(WHAT IS BEING ASKED)
Out of the records below, copy all lines in which the word "selection" occurs.

-------- RECORD SET --------

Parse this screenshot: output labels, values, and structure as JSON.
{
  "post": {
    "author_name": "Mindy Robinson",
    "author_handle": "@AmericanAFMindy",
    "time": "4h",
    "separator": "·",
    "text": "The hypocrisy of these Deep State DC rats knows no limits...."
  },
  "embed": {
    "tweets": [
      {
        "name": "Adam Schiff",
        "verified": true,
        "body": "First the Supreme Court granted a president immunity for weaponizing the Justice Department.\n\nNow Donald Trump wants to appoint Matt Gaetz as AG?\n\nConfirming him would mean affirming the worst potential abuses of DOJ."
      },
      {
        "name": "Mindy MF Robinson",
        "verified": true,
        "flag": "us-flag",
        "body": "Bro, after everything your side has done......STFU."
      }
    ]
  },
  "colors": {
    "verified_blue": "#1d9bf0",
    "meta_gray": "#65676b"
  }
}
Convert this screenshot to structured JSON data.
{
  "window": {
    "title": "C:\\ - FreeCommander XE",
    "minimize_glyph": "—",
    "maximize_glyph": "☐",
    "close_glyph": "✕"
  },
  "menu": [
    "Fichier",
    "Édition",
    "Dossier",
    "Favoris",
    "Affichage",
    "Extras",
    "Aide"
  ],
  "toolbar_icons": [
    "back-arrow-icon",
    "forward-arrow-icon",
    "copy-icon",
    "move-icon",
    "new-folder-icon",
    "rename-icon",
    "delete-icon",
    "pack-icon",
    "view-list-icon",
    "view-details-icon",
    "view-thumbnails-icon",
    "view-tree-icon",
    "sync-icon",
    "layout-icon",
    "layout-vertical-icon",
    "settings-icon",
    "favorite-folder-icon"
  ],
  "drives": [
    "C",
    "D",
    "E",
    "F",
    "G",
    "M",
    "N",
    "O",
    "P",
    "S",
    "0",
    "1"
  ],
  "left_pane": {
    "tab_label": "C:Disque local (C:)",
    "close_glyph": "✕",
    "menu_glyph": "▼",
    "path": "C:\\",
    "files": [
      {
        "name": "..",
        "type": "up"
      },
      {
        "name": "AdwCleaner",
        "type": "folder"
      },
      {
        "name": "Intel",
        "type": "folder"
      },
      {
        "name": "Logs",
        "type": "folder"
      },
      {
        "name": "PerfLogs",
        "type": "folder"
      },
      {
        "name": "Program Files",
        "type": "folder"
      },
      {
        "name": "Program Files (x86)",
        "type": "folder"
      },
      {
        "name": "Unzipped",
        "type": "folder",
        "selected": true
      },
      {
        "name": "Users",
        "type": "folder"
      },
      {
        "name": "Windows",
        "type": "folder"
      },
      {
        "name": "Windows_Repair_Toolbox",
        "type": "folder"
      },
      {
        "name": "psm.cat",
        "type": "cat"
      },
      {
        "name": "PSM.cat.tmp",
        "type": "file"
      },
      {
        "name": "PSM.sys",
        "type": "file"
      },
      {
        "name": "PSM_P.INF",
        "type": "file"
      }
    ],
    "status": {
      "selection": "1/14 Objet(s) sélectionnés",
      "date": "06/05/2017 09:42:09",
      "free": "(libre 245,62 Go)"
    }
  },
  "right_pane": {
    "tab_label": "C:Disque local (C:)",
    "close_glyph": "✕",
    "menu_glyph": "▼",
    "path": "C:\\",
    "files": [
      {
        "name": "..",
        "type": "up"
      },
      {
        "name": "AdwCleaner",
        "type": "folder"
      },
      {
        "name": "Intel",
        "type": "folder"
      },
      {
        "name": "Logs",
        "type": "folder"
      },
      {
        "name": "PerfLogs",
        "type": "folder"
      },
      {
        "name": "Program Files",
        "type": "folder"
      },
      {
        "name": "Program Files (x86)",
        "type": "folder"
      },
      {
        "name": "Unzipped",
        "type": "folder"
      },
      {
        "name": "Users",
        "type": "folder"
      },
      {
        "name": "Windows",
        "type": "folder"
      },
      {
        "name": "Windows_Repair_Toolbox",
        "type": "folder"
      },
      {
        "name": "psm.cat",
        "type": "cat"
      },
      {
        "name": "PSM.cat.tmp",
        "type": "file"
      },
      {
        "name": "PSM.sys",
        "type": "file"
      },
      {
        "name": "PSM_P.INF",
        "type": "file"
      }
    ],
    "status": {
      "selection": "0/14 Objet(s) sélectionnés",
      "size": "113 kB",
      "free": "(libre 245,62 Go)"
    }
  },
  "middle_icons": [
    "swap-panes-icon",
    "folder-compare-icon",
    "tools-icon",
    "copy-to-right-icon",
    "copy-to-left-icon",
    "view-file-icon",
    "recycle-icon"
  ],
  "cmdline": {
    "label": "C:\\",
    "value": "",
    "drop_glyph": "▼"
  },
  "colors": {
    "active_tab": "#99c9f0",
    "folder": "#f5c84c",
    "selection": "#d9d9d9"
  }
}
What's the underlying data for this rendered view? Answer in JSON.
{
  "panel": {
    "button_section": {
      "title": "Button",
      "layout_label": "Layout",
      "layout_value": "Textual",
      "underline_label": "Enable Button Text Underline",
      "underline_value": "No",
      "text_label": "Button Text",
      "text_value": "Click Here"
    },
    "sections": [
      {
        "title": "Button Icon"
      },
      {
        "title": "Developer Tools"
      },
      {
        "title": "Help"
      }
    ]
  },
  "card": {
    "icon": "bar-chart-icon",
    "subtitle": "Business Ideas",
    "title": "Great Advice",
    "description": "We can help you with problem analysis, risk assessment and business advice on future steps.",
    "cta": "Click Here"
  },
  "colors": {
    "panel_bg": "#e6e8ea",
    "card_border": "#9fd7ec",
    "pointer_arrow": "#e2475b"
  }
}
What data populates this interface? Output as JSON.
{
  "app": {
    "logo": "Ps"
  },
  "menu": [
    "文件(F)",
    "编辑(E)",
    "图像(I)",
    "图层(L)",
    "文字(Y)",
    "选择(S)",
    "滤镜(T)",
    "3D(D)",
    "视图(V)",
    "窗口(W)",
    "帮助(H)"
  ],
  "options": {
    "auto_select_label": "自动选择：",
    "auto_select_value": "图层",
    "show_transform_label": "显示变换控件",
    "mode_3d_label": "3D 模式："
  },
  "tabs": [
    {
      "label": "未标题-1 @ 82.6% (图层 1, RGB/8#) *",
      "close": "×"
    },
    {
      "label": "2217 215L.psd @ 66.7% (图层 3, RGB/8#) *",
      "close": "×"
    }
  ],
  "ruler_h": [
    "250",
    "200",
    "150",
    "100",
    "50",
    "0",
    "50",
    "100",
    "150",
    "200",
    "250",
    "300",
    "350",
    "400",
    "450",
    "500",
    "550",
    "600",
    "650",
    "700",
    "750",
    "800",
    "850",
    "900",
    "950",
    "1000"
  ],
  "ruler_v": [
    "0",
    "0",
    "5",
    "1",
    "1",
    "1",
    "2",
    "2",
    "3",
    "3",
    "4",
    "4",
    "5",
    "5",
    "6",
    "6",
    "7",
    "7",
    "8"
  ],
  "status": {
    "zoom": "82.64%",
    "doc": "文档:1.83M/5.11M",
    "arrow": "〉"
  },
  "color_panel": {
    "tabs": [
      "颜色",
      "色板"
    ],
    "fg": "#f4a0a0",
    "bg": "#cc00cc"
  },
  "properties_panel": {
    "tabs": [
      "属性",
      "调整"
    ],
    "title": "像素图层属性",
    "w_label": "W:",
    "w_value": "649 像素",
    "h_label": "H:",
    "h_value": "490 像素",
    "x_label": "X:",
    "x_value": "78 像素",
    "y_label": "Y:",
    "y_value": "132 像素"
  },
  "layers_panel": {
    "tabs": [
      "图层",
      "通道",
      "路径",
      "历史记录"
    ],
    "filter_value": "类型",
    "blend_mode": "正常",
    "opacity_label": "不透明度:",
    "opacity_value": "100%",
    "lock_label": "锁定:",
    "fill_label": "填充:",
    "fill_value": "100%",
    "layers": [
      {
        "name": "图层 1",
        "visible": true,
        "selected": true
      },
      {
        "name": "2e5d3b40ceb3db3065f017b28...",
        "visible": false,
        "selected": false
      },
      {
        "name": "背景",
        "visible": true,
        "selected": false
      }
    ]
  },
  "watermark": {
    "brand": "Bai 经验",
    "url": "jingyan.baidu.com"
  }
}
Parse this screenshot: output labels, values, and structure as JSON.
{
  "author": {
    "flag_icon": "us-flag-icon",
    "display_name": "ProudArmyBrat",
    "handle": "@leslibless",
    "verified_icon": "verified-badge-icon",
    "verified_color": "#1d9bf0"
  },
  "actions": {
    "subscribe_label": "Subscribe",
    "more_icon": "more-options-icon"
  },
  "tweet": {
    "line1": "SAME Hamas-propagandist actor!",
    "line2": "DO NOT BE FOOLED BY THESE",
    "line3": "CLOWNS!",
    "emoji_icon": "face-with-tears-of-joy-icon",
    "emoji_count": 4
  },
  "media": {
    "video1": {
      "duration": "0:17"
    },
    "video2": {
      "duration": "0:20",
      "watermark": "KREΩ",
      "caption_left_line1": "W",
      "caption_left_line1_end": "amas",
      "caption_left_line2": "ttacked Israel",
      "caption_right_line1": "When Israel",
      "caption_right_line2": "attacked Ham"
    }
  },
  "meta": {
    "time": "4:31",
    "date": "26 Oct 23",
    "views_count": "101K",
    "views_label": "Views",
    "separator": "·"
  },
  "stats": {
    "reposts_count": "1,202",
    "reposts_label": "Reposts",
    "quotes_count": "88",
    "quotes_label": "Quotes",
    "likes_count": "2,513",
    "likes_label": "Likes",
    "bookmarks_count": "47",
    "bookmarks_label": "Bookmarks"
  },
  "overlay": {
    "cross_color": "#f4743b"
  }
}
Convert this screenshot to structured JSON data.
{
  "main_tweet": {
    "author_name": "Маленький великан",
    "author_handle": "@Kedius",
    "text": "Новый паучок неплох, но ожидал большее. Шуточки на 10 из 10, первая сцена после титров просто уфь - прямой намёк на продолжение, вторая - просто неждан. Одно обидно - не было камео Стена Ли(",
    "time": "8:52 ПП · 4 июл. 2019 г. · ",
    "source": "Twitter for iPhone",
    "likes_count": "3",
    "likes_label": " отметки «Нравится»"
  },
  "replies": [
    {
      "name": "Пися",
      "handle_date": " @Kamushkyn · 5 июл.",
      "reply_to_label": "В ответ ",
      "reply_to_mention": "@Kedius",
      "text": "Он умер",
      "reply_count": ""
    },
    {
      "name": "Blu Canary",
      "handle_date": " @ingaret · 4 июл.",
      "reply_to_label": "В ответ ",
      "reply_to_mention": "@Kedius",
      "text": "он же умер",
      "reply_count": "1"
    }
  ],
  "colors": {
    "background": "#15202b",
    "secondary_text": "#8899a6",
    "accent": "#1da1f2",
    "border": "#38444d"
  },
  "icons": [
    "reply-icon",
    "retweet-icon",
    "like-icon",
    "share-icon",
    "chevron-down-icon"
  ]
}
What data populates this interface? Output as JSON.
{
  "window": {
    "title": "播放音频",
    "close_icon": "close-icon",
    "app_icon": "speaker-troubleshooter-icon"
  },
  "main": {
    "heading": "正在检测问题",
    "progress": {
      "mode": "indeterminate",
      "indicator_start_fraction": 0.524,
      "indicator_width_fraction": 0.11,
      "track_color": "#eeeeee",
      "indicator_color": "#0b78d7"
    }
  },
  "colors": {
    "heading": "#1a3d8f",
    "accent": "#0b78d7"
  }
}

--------

(ANSWER SPACE)
      "selection": "1/14 Objet(s) sélectionnés",
      "selection": "0/14 Objet(s) sélectionnés",
    "selection": "#d9d9d9"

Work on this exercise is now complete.